Life is cyclical, not static. Our relationships benefit when we allow them to follow their own natural cycles.
Like the tide ebbs and flows, so do the cycles in relationships. We have periods of closeness and periods of distance. We have times of coming together and times of separating to work on individual issues.
We have times of love and joy, and times of anger.
Sometimes, the dimensions of relationships change as we go through changes. Sometimes, life brings us new friends or a new loved one to teach us the next lesson.
That does not mean the old friend disappears forever. It means we have entered a new cycle.
We do not have to control the course of our relationships, whether these be friendships or love relationships. We do not have to satisfy our need to control by imposing a static form on relationships.
Let it flow. Be open to the cycles. Love will not disappear. The bond between friends will not sever. Things do not remain the same forever, especially when we are growing and changing at such a rapid pace.
Trust the flow. Take care of yourself, but be willing to let people go. Hanging on to them too tightly will make them disappear.
The old adage about love still holds true: If it’s meant to be, it will be. And if you love someone, let them go. If they come back to you, the love is yours.
Today, I accept the cyclical nature of life and relationships. I will strive to go with the flow. I will strive for harmony with my own needs and the needs of the other person.
This is something I’ve been going through, and struggling with. The aspect not covered in this is the grief around the end of the phase of a relationship.
It’s a very real loss, when a relationship — any style: romantic, platonic, familial — morphs drastically. We push through our lives, riding the waves of change.
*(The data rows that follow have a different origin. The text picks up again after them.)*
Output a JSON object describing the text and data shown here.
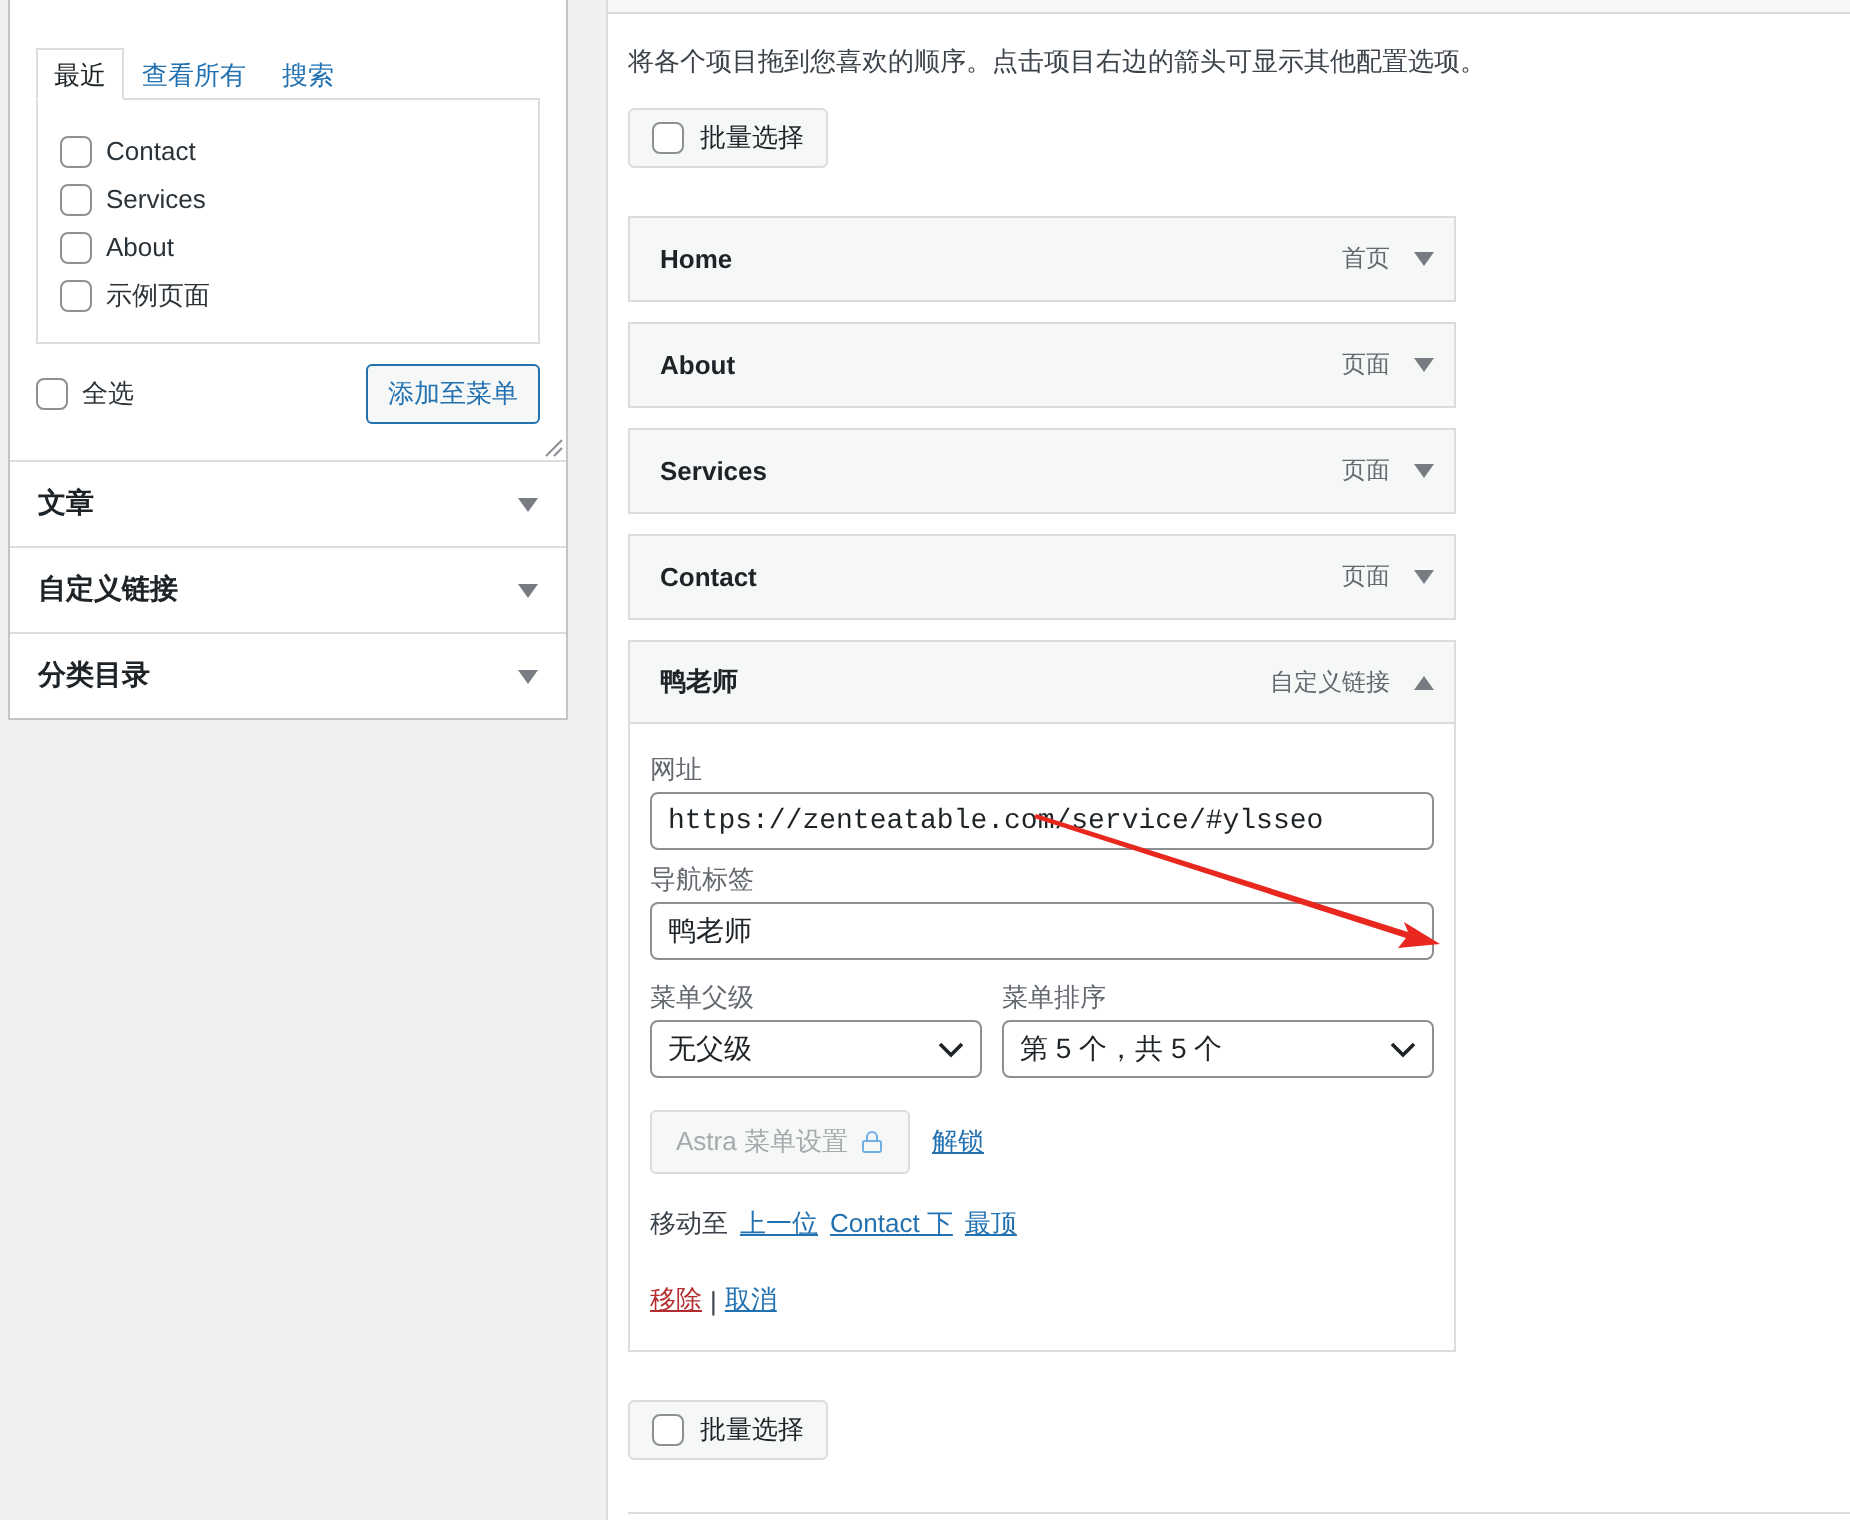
{
  "left_panel": {
    "tabs": [
      {
        "label": "最近",
        "selected": true
      },
      {
        "label": "查看所有",
        "selected": false
      },
      {
        "label": "搜索",
        "selected": false
      }
    ],
    "items": [
      {
        "label": "Contact",
        "checked": false
      },
      {
        "label": "Services",
        "checked": false
      },
      {
        "label": "About",
        "checked": false
      },
      {
        "label": "示例页面",
        "checked": false
      }
    ],
    "select_all": {
      "label": "全选",
      "checked": false
    },
    "add_button": "添加至菜单",
    "sections": [
      {
        "title": "文章",
        "expanded": false
      },
      {
        "title": "自定义链接",
        "expanded": false
      },
      {
        "title": "分类目录",
        "expanded": false
      }
    ]
  },
  "instructions": "将各个项目拖到您喜欢的顺序。点击项目右边的箭头可显示其他配置选项。",
  "bulk_select_top": {
    "label": "批量选择",
    "checked": false
  },
  "menu_items": [
    {
      "title": "Home",
      "type": "首页",
      "expanded": false
    },
    {
      "title": "About",
      "type": "页面",
      "expanded": false
    },
    {
      "title": "Services",
      "type": "页面",
      "expanded": false
    },
    {
      "title": "Contact",
      "type": "页面",
      "expanded": false
    },
    {
      "title": "鸭老师",
      "type": "自定义链接",
      "expanded": true,
      "settings": {
        "url_label": "网址",
        "url": "https://zenteatable.com/service/#ylsseo",
        "nav_label_label": "导航标签",
        "nav_label": "鸭老师",
        "parent_label": "菜单父级",
        "parent_value": "无父级",
        "order_label": "菜单排序",
        "order_value": "第 5 个，共 5 个",
        "astra_button": "Astra 菜单设置",
        "unlock_link": "解锁",
        "move_label": "移动至",
        "move_links": [
          "上一位",
          "Contact 下",
          "最顶"
        ],
        "remove_link": "移除",
        "separator": "|",
        "cancel_link": "取消"
      }
    }
  ],
  "bulk_select_bottom": {
    "label": "批量选择",
    "checked": false
  }
}
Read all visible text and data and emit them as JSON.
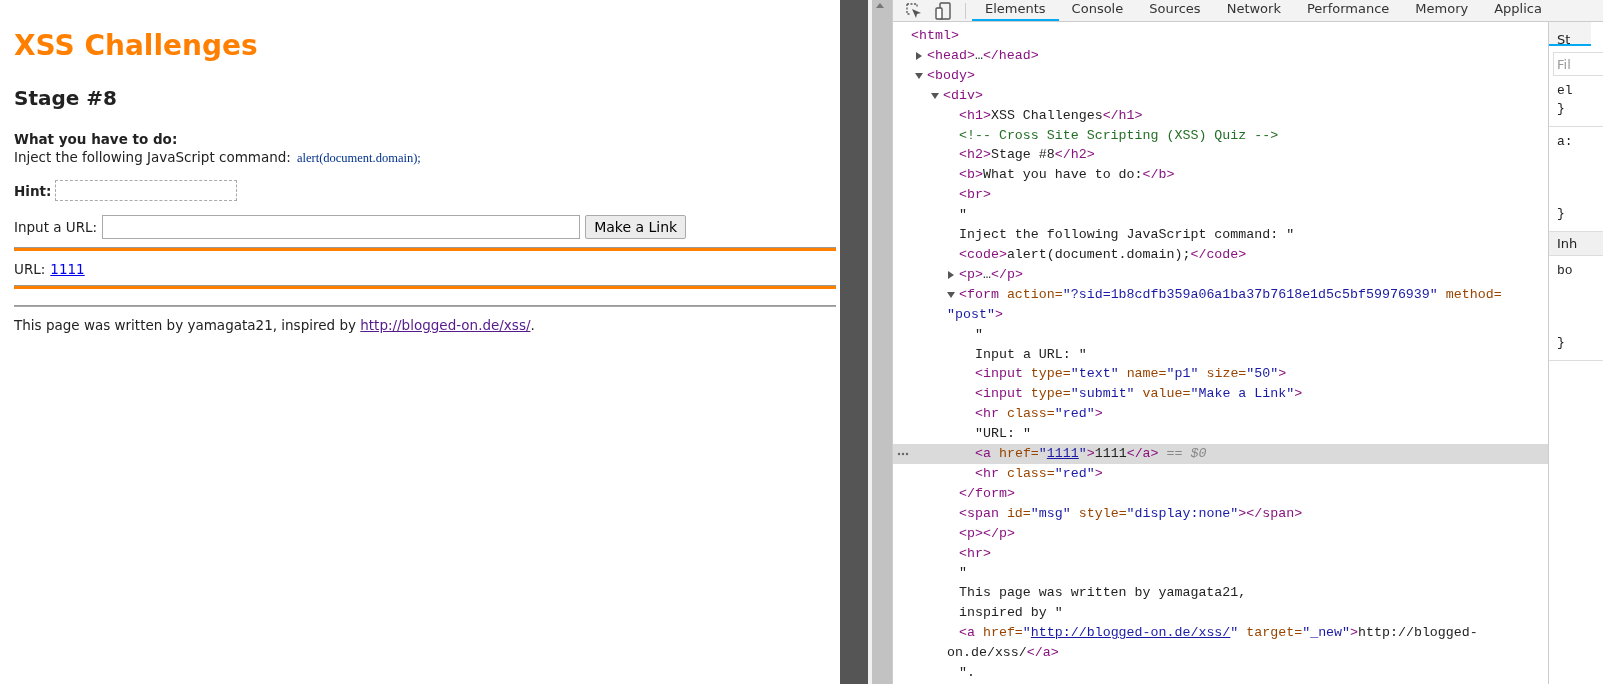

Whether the change builds slowly over time or is tsunami-like, it has an effect on the foundation upon which we stand our ground.
That foundation becomes like quicksand as those trusted relationships shift, and trust is challenged. Trust in ourselves, our judgement in choosing who we lean upon, who we let in and how deeply to let them in.
Grieving those changes is difficult for me. Similar to this particular reading, I was taught to look around and beyond the sadness. Ignoring the grief, burying it, has become second-nature to me. A reflexive action, no decision involved any longer. Naturally, burying it doesn’t negate it. Anger and bitterness are how the emotion eeks its way out, in sideways fashion.
I’m trying to give myself permission to feel that grief, which leaves me with the quandary of feeling safe releasing the sadness. I often only feel the catalyst, the super-saturation of grief necessary to overcome the inner defenses while in the company of other people. If those are the very people at the source of the “offending” emotions, safety is shifting simultaneously.
The people whose example I’ve been trusting all have the same message in response to that: trust in the Divine as the Ultimate Safety Net. That leads me to my current theological pursuit: Zen. If this is all temporary, merely an illusion, then the need for a safety net is the Ego scrambling for a foothold.
Posted with WordPress for BlackBerry.